Assignment
Show the lines below where "open" occurs.

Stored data
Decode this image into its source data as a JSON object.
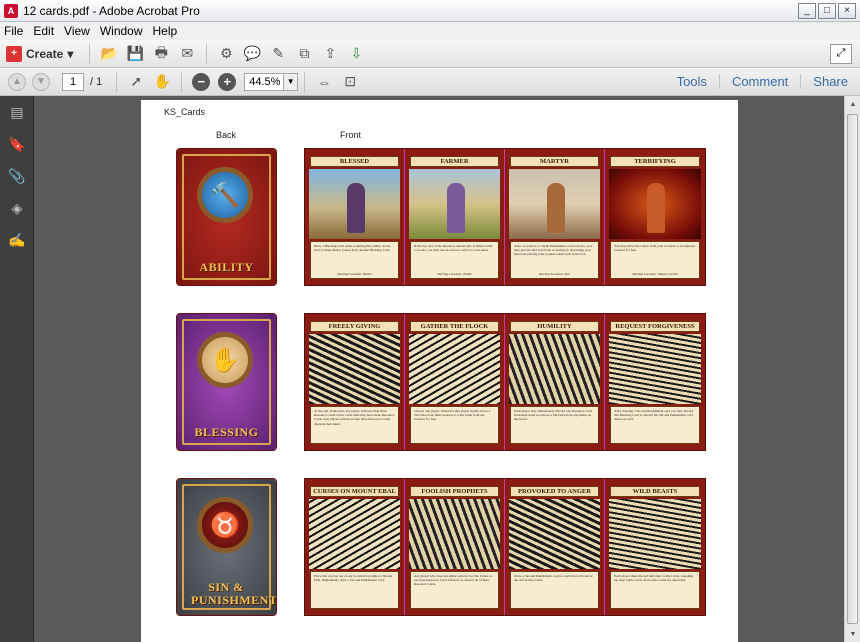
{
  "window": {
    "title": "12 cards.pdf - Adobe Acrobat Pro",
    "app_icon": "pdf-icon",
    "controls": [
      "_",
      "□",
      "×"
    ]
  },
  "menu": [
    "File",
    "Edit",
    "View",
    "Window",
    "Help"
  ],
  "toolbar": {
    "create_label": "Create",
    "create_arrow": "▾",
    "icons": [
      "open-folder-icon",
      "save-icon",
      "print-icon",
      "email-icon",
      "settings-icon",
      "comment-icon",
      "sign-icon",
      "combine-icon",
      "export-icon",
      "share-icon"
    ]
  },
  "nav": {
    "page_current": "1",
    "page_total": "/ 1",
    "zoom": "44.5%",
    "zoom_out": "−",
    "zoom_in": "+",
    "tools_label": "Tools",
    "comment_label": "Comment",
    "share_label": "Share"
  },
  "sidebar_icons": [
    "pages-icon",
    "bookmark-icon",
    "attachment-icon",
    "layers-icon",
    "signature-icon"
  ],
  "document": {
    "header": "KS_Cards",
    "back_label": "Back",
    "front_label": "Front",
    "rows": [
      {
        "back_title": "ABILITY",
        "back_color": "red",
        "emblem": "hammer-hand-icon",
        "cards": [
          {
            "title": "BLESSED",
            "text": "Draw a Blessing Card when acquiring this ability. At the start of King Ahab's round, draw another Blessing Card.",
            "start": "Starting Location: Bethel"
          },
          {
            "title": "FARMER",
            "text": "If the top card of the Resource discard pile is either Cattle or Goats, you may use an action to add it to your hand.",
            "start": "Starting Location: Tishbe"
          },
          {
            "title": "MARTYR",
            "text": "After a Location or Sin & Punishment card is drawn, you may prevent that card from occurring by discarding your hand and placing your prophet token back in the box.",
            "start": "Starting Location: Dor"
          },
          {
            "title": "TERRIFYING",
            "text": "You may move the Cubes from your location to an adjacent location for free.",
            "start": "Starting Location: Mount Carmel"
          }
        ]
      },
      {
        "back_title": "BLESSING",
        "back_color": "purple",
        "emblem": "open-hand-icon",
        "cards": [
          {
            "title": "FREELY GIVING",
            "text": "At the end of this turn, any player with less than three Resource Cards draws cards until they have three Resource Cards. Any player with more than three Resource Cards discards their hand.",
            "start": ""
          },
          {
            "title": "GATHER THE FLOCK",
            "text": "Choose one player. Wherever that player stands, move a Sin Cube from their location to a Sin Cube from the location for free.",
            "start": ""
          },
          {
            "title": "HUMILITY",
            "text": "Each player may immediately discard one Resource Card from their hand to remove a Sin Cube from anywhere on the board.",
            "start": ""
          },
          {
            "title": "REQUEST FORGIVENESS",
            "text": "After drawing a Sin and Punishment card you may discard this Blessing Card to discard the Sin and Punishment card drawn as well.",
            "start": ""
          }
        ]
      },
      {
        "back_title": "SIN & PUNISHMENT",
        "back_color": "grey",
        "emblem": "idol-icon",
        "cards": [
          {
            "title": "CURSES ON MOUNT EBAL",
            "text": "Place this card on top of any Location's prophet or Mount Ebal. Immediately draw a Sin and Punishment card.",
            "start": ""
          },
          {
            "title": "FOOLISH PROPHETS",
            "text": "Any player who does not either remove two Sin Cubes or use their Resource Card will have to discard all of their Resource Cards.",
            "start": ""
          },
          {
            "title": "PROVOKED TO ANGER",
            "text": "Draw a Sin and Punishment card for each idol on board at the end of this round.",
            "start": ""
          },
          {
            "title": "WILD BEASTS",
            "text": "Each player must discard half their Cattle Cards, rounding up. Any Cattle Cards drawn this round are discarded.",
            "start": ""
          }
        ]
      }
    ]
  }
}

Task solution
      "open-folder-icon",
        "emblem": "open-hand-icon",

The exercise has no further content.